EW: Can you provide an example of an ed-tech tool that you see as behaviorist, and thus problematic?
AW: [Classroom-management app] ClassDojo, for sure. It is very much is about behaviorism, how you reward and identify certain behaviors and give immediate feedback in order to correct a student.
EW: And an ed-tech tool you see as more in line with Papert’s philosophy?
AW: I think we see a lot of it in the maker movement. Instead of doing math for the sake of doing math homework, [students are] using mathematical concepts because they’re interested in solving a particular problem. You’re learning through building and making.
4. “That’s why it doesn’t matter to proponents of the ‘disruptive innovation’ framework that Khan Academy or MOOCs suck, for example.”
AW: Somewhere along the way certain individuals have come to represent the technological salvation for education. Sal Khan in particular was really hailed as the “messiah of math.” But it’s really hard when someone is a “messiah” to say, “Well, actually there are serious pedagogical flaws with the videos.”
EW: Khan Academy has its critics, but do you really think it “sucks”? Many, many teachers, parents, and students use it and are big fans.

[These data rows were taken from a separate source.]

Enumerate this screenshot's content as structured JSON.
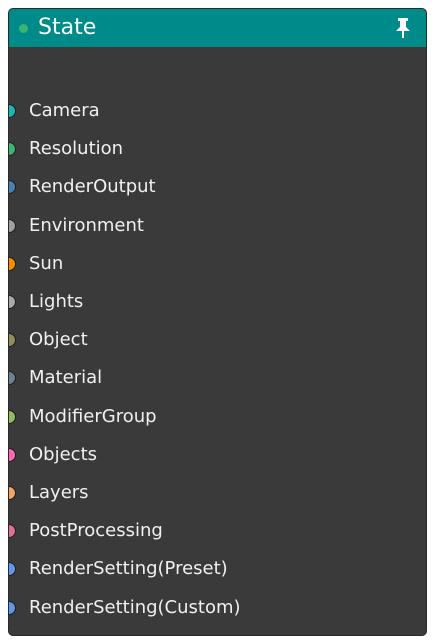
{
  "node": {
    "title": "State",
    "header_color": "#008b8b",
    "status_dot_color": "#3cb371",
    "pin_icon": "pin-icon",
    "ports": [
      {
        "label": "Camera",
        "color": "#1fb5b5"
      },
      {
        "label": "Resolution",
        "color": "#3cb371"
      },
      {
        "label": "RenderOutput",
        "color": "#4682b4"
      },
      {
        "label": "Environment",
        "color": "#a0a0a0"
      },
      {
        "label": "Sun",
        "color": "#ff8c00"
      },
      {
        "label": "Lights",
        "color": "#a9a9a9"
      },
      {
        "label": "Object",
        "color": "#8f8f5a"
      },
      {
        "label": "Material",
        "color": "#708090"
      },
      {
        "label": "ModifierGroup",
        "color": "#8fbc5f"
      },
      {
        "label": "Objects",
        "color": "#ff69b4"
      },
      {
        "label": "Layers",
        "color": "#f4a460"
      },
      {
        "label": "PostProcessing",
        "color": "#db7093"
      },
      {
        "label": "RenderSetting(Preset)",
        "color": "#6495ed"
      },
      {
        "label": "RenderSetting(Custom)",
        "color": "#6495ed"
      }
    ]
  }
}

AW: I think there are some really great things about Khan Academy. But I don’t think that it’s as wonderful a tool as some people have hyped it to be...It’s not this magical silver bullet that if we could just give kids more 10-minute YouTube videos and adaptive exercises, that would somehow be the missing piece [to raising] our PISA scores...
Online learning objects that are digitally delivered [can be] great resources, particularly when they’re openly licensed. But I think that without context, without meaningful work, without peers to get feedback from, without mentors to guide you through it...most of us are just not that autodidactic.
5. "To tell a brighter story about the future of ed-tech, I do think we will need to talk about student data in a different way.”
AW: My background is in literature and folklore. So I think that language and the stories we tell really matter. To talk about “data-mining,” that conjures up certain images. There’s something buried beneath the surface, and if we just drill down and extract it and refine it, we’ll have something valuable to sell. I would prefer to see students have more of a say, to be more in control of their learning and of their data....[But] what we have in the form of [a company like] Knewton are these wild, ludicrous claims about what the data they’re collecting is actually able to tell us.
EW: When I interviewed Knewton CEO Jose Ferriera recently, he talked about the data-mining tools and algorithms and adaptive technologies his company develops not as silver bullets to solve all of education’s problems, but as tools that can provide two key functions: Freeing teachers from much of the menial work they currently have to do, and providing them with better information more quickly so they can do the real work of teaching more effectively.
AW: That’s the story that we’re hearing. I’m just not convinced it’s true. This is what Skinner argued...It’s a long-running fantasy, and I’m skeptical that’s the really the direction we need to be going.
6. “When people ask me what I’m excited about in ed-tech, Minecraft is one of my go-to answers.”
AW: I like Minecraft a lot. Although now that’s it been acquired by Microsoft, I should probably put an asterisk after that...To me, it’s really powerful because it is open-ended and allows for a lot of exploration and imagination. It’s about the child programming the computer, not the computer programming the child.
Photo courtesy Audrey Watters.
A version of this news article first appeared in the Digital Education blog.